Assignment: Each line of the data below that includes the string "number" must be copied.
-------- Input material
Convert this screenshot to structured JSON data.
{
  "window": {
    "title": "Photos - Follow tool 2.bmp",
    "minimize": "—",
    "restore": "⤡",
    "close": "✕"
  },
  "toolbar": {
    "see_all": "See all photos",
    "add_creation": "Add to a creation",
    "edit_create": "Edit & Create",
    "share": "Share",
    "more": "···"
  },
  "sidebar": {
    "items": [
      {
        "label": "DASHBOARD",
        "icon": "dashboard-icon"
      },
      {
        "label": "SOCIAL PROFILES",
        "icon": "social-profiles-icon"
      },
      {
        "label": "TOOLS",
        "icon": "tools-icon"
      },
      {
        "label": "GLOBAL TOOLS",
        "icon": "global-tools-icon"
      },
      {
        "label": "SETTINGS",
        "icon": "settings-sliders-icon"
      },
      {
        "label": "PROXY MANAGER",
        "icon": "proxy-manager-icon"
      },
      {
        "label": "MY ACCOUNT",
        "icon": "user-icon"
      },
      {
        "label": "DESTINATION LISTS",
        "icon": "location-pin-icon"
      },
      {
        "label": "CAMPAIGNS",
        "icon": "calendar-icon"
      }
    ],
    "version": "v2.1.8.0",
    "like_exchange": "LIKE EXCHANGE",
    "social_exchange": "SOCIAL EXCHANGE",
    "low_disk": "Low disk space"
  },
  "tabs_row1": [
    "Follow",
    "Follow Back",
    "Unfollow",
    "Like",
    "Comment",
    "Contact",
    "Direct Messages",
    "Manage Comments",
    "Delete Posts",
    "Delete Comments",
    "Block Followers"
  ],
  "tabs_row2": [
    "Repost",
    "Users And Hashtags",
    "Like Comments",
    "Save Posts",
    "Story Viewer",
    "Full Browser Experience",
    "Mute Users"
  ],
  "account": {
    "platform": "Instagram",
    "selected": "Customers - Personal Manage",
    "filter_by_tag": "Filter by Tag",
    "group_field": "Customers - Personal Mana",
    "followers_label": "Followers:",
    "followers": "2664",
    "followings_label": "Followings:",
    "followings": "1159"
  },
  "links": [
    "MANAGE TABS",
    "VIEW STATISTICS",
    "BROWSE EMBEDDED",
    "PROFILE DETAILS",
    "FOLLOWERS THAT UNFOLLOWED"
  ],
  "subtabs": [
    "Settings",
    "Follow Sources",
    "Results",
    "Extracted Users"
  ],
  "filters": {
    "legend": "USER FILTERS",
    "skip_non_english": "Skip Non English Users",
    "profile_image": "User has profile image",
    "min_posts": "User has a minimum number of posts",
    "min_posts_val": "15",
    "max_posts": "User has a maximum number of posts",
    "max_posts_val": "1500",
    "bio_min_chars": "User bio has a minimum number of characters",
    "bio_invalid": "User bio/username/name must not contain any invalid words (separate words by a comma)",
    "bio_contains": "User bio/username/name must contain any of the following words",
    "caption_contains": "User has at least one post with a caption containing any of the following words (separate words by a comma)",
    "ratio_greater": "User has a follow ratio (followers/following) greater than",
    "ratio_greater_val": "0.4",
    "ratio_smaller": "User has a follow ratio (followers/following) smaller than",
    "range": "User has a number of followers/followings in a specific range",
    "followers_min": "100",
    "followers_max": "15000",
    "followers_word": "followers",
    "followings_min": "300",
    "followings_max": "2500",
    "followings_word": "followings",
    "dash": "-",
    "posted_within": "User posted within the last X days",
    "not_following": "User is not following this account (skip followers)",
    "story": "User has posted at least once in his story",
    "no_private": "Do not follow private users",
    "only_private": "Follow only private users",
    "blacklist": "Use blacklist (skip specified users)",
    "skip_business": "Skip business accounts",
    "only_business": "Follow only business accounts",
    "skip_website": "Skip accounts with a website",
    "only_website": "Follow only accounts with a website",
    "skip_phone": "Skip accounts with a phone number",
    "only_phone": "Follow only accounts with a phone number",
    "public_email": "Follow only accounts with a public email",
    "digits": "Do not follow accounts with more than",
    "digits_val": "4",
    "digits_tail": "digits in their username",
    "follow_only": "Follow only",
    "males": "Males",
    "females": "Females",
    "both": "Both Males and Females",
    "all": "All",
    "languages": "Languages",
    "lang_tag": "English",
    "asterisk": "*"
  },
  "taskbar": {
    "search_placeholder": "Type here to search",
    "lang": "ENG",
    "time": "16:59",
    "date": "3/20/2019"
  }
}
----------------
Output below:
    "min_posts": "User has a minimum number of posts",
    "max_posts": "User has a maximum number of posts",
    "bio_min_chars": "User bio has a minimum number of characters",
    "range": "User has a number of followers/followings in a specific range",
    "skip_phone": "Skip accounts with a phone number",
    "only_phone": "Follow only accounts with a phone number",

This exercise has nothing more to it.